Scott Brady, professor and head of anatomy and cell biology at the UIC College of Medicine, points out that when short assemblies of amyloid, rather than the long-chain plaques, get inside neurons, they interfere with the cells' transport system.
This, according to him, limits their ability to send vital proteins and vesicles to where they are needed within the cell, and interferes with the synaptic connections to other nerve cells.
Brady says that the new study has shown that the short assemblies of amyloid activate a transport-regulatory enzyme called CK2, which causes the motor protein to drop its cargo.
His team have also found that inhibition of CK2 is sufficient to prevent the effects of amyloid on transport.
An earlier study by the same researchers showed that tau tangles halt transport to the neuron periphery through other regulatory enzymes, by causing the motor protein to release the microtubule track.
The new study shows that the CK2 activated by amyloid also works as a primer for one of the enzymes activated by tau tangles, GSK3.
"Now we have the perfect storm. Both amyloid and tau tangles cause problems. But when you put them together, you exacerbate the problems, creating the cascade of events that cause Alzheimer's loss of neural connections," said Brady.
"It makes sense of why both have to be present to have Alzheimer's.
"It is also telling us that treating one is not going to be sufficient. We're going to have to think in terms of combination therapies that will allow us to address many targets at once. This may explain why attempts to manipulate one or the other haven't been successful in patients," he added.
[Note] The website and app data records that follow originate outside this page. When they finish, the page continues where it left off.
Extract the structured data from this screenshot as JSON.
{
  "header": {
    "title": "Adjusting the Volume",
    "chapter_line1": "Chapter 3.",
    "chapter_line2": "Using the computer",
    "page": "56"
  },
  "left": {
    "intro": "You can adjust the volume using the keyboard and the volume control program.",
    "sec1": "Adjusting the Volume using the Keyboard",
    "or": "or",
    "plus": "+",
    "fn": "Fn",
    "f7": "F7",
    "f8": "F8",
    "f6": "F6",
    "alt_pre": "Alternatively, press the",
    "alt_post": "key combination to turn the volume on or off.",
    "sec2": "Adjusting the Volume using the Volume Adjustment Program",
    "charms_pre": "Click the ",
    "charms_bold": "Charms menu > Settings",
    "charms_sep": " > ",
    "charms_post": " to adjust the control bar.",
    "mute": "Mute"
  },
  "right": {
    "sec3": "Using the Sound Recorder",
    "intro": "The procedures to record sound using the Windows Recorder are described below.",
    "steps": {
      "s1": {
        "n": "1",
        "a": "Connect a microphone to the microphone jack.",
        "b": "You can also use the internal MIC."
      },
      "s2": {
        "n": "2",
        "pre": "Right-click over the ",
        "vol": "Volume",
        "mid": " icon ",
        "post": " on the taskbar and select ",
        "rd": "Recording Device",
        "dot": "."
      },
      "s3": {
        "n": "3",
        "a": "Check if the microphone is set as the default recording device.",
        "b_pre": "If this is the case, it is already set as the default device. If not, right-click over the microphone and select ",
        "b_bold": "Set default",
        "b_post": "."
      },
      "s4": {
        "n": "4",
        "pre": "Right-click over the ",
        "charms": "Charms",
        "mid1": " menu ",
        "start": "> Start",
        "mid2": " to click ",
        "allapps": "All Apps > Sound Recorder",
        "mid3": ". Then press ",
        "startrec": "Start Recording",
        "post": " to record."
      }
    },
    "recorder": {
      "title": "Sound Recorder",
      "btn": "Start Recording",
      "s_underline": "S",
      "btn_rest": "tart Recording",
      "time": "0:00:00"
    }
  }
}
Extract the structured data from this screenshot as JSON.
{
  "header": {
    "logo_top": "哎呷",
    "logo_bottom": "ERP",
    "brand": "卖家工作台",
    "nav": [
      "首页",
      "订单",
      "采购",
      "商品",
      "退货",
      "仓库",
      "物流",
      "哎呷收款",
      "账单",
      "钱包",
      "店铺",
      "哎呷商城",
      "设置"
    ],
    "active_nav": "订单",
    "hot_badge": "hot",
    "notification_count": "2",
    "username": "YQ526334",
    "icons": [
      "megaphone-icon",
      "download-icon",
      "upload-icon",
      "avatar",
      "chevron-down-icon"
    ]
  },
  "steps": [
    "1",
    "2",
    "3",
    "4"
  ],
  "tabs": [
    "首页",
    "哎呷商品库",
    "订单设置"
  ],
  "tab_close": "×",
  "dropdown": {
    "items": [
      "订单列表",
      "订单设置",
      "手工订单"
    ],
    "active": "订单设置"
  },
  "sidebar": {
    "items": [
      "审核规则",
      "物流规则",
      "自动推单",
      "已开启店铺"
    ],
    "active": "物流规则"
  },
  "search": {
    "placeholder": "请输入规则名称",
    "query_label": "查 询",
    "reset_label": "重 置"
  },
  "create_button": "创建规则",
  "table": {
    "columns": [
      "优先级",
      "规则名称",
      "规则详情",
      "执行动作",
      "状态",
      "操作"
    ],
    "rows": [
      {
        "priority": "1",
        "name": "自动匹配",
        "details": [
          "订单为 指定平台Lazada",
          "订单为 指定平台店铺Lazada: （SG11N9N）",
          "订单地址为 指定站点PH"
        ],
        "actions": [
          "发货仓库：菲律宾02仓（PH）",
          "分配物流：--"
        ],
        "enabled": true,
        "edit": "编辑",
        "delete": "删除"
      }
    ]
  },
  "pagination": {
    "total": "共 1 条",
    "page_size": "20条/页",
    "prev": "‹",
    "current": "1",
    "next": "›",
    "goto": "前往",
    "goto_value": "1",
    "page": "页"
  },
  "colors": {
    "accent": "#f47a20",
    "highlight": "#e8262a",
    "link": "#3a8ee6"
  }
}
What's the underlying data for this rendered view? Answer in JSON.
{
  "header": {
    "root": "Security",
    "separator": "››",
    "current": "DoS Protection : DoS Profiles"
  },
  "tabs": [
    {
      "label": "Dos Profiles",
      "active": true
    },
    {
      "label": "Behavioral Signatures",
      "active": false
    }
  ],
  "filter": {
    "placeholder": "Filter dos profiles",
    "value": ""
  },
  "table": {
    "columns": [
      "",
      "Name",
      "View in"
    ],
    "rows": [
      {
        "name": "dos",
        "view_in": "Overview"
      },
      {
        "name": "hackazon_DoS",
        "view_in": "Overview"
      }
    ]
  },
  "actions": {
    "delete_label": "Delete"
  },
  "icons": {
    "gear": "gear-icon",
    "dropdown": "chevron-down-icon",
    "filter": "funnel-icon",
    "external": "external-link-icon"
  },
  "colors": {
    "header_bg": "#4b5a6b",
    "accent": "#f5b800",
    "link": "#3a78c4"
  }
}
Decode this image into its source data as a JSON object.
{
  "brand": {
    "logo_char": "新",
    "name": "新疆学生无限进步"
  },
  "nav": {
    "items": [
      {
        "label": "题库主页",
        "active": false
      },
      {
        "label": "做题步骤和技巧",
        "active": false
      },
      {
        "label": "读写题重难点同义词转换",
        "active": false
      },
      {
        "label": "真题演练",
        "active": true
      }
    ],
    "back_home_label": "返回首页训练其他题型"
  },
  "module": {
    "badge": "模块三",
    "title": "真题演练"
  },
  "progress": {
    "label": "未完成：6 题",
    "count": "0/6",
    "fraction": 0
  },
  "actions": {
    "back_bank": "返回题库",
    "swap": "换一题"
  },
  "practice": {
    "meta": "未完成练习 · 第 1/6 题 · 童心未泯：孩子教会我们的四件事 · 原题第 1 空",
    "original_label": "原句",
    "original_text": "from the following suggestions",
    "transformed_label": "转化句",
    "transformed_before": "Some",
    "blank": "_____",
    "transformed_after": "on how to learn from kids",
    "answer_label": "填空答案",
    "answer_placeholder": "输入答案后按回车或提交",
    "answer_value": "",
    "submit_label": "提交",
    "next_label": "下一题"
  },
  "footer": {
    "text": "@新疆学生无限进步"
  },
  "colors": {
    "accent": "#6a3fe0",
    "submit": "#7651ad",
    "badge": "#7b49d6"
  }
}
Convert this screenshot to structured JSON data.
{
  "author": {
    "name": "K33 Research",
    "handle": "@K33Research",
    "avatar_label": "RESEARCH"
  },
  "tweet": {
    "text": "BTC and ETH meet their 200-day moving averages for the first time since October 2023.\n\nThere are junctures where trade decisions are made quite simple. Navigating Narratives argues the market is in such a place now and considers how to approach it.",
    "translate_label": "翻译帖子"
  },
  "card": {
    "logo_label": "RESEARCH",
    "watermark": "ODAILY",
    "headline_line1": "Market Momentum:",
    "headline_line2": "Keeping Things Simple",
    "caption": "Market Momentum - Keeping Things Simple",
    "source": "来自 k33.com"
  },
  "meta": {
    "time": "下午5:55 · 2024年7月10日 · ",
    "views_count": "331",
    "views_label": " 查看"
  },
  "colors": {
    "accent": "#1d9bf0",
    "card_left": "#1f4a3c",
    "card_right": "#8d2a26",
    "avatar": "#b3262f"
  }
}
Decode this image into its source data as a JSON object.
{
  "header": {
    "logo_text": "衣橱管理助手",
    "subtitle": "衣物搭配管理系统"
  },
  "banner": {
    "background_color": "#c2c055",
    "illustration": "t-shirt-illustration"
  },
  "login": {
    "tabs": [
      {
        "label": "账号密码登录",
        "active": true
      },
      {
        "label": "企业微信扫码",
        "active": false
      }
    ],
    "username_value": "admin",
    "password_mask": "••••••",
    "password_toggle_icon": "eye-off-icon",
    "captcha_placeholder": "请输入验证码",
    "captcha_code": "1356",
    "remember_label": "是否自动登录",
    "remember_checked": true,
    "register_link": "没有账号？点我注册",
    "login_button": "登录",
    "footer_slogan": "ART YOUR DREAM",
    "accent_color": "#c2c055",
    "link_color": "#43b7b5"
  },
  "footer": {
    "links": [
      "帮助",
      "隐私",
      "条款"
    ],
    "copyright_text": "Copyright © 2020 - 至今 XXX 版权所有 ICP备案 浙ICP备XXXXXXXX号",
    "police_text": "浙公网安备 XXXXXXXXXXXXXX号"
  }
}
A research article on the current study appears in the online edition of Proceedings of the National Academy of Sciences.